In the interest of keeping this professional site, well…professional, I think we all are familiar with the term BS. When I was a kid, my father used to tell me, “Never try to BS a BSer.” And while maybe not the most politically correct advice, it is certainly solid. In the travel industry, it is particularly valid.
When I came into the industry in 1997, the Internet was still relatively new. The progressive agencies had email—but few clients with which to communicate with by that means. Few agencies had websites—but not many visitors. No agency had online looking capabilities. Wow, how times have changed. The world came to our desktops at work and into our homes. And then it came to our phones and in our hands. I am knowledgeable on many things, expert on a few; and with the sheer volume of information online, I also recognize that my clients may very well know more than me at times. And it is exactly because of this that I never hesitate to say, “I don’t know, but I will find out.”
The clients that call you have called you for one of two likely reasons
- They like the convenience of using an agent
- They have sought you out for your value
They are not necessarily looking for the cheapest price—they can probably find it somewhere else cheaper. They are not looking for the passion you have for travel—let’s be real, we all say that and it is a meaningless marketing tagline. They want your help to create a unique experience; and they want you to use your knowledge and connections to achieve that. But the caveat is that today’s client is more about the experience than the product and likely has done a significant amount of research (and dreaming) prior to sending that email, or picking up the phone.
I might even suggest that the client might be testing you to see if you are the right agent for their experience. You may be tempted to BS your way through a phone call, but it will backfire! Did you know that the Mandarin Oriental was just sold and rebranded as the Loews Regency San Francisco? Your client probably does—and if he is a Platinum YouFirst member, you better believe it matters. If you try to BS your way through that, you will lose your client. Alternately, if resist the temptation for instant answers and offer to get back to them—you can come off as a superstar. If a client poses a question, it is never a bad thing to admit you don’t know—as long as you follow it up with a promise to find out.

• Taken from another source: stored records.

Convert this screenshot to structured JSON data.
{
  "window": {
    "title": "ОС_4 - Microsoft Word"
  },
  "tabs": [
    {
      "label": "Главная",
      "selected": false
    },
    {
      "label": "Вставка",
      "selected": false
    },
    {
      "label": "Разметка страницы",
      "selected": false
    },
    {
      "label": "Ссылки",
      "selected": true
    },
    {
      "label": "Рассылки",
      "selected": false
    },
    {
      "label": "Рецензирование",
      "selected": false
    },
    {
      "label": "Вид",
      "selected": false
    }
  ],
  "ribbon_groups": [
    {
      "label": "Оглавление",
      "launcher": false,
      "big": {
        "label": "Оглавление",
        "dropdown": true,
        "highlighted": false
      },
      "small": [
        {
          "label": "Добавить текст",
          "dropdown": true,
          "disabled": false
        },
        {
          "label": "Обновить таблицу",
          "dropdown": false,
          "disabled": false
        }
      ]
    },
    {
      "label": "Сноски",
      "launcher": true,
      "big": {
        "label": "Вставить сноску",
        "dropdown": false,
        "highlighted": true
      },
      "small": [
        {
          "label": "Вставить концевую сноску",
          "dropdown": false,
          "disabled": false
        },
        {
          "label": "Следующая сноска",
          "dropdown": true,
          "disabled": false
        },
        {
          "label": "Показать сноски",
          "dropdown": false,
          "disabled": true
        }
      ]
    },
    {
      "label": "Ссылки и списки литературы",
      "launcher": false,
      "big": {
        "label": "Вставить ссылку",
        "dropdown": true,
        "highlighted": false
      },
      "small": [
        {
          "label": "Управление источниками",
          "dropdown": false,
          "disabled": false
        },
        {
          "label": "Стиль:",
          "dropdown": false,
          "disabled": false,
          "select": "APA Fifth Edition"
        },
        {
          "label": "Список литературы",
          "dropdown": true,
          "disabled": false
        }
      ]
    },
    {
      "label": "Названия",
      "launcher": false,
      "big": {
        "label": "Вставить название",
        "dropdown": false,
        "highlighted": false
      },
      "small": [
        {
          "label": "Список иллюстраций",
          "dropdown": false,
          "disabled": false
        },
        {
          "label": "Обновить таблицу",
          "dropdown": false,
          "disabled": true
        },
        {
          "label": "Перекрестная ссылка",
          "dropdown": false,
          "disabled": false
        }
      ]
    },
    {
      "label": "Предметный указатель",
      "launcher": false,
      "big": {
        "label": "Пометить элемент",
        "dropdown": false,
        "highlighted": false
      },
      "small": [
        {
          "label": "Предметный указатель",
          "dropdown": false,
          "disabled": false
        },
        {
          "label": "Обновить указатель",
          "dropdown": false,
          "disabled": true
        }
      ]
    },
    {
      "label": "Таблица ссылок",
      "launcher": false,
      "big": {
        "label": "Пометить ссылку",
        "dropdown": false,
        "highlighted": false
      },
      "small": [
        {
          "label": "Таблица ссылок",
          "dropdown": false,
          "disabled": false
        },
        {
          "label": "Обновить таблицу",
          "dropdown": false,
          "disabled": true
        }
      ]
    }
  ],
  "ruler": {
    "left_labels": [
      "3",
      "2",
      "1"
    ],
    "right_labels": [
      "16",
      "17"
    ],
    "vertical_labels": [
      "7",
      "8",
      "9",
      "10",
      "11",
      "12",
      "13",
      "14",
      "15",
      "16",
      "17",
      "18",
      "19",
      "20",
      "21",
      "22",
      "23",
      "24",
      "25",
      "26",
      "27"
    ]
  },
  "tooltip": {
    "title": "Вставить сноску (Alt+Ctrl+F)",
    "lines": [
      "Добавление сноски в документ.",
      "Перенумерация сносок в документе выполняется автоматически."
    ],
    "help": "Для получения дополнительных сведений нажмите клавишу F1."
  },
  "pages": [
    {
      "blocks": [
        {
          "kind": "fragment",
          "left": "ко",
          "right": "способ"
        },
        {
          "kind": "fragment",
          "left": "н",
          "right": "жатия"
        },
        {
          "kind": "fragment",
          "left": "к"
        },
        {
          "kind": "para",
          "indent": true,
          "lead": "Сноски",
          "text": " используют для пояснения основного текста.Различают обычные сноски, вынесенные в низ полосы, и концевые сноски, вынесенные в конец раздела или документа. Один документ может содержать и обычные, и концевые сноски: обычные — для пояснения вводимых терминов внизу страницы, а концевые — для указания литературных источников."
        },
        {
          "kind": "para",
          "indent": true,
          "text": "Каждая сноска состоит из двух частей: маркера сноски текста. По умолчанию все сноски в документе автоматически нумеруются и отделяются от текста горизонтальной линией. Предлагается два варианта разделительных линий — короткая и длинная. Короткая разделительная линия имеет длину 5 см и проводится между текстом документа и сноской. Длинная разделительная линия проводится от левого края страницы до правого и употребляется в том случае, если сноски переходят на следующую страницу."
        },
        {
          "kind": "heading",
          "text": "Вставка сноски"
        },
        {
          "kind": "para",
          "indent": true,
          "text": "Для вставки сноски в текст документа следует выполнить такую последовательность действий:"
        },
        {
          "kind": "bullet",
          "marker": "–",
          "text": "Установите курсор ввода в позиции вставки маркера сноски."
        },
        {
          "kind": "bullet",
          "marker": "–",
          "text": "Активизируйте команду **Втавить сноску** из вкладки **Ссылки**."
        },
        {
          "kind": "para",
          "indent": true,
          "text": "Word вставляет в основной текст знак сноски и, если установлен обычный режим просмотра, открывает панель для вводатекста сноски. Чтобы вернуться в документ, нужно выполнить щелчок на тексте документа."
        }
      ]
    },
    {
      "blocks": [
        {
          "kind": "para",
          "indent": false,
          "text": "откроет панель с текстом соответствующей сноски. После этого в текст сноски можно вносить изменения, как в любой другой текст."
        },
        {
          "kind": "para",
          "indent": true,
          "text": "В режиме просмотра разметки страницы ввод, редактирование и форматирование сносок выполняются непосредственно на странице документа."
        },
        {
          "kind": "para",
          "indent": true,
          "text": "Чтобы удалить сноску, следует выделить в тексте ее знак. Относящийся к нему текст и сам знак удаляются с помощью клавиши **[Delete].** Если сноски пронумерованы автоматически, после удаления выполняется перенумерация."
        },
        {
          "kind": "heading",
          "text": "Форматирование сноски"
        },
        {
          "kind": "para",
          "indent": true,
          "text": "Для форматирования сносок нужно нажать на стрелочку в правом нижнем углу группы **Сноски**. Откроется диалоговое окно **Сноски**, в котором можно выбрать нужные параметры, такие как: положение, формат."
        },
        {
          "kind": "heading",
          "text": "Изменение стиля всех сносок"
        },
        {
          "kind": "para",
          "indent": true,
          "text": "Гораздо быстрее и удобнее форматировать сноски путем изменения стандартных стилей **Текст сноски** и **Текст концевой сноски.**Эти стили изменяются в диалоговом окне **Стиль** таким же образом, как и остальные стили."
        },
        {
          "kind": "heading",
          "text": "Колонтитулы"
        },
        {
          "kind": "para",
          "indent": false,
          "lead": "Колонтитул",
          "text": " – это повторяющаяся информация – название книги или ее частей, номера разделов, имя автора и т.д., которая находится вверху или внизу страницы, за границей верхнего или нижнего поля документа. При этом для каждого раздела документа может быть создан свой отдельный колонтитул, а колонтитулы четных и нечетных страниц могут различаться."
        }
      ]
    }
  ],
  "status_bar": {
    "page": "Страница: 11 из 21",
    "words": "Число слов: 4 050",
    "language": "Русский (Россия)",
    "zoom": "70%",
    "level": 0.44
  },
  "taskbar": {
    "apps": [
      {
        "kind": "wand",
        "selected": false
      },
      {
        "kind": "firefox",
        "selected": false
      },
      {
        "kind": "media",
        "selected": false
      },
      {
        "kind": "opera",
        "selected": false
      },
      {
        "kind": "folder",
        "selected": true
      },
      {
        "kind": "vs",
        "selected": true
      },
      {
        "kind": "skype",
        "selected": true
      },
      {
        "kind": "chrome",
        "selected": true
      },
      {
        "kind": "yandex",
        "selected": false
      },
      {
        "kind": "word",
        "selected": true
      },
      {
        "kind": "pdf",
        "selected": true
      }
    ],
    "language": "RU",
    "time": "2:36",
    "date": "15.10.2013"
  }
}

There is no room for BS in the travel industry. When you make a mistake, own it and make it right. When you do not know, say so and find out. We are living in a world brimming with information at our fingertips and in the travel realm, it is our job to curate, cultivate, and refine that information into actionable, valued information for our clients.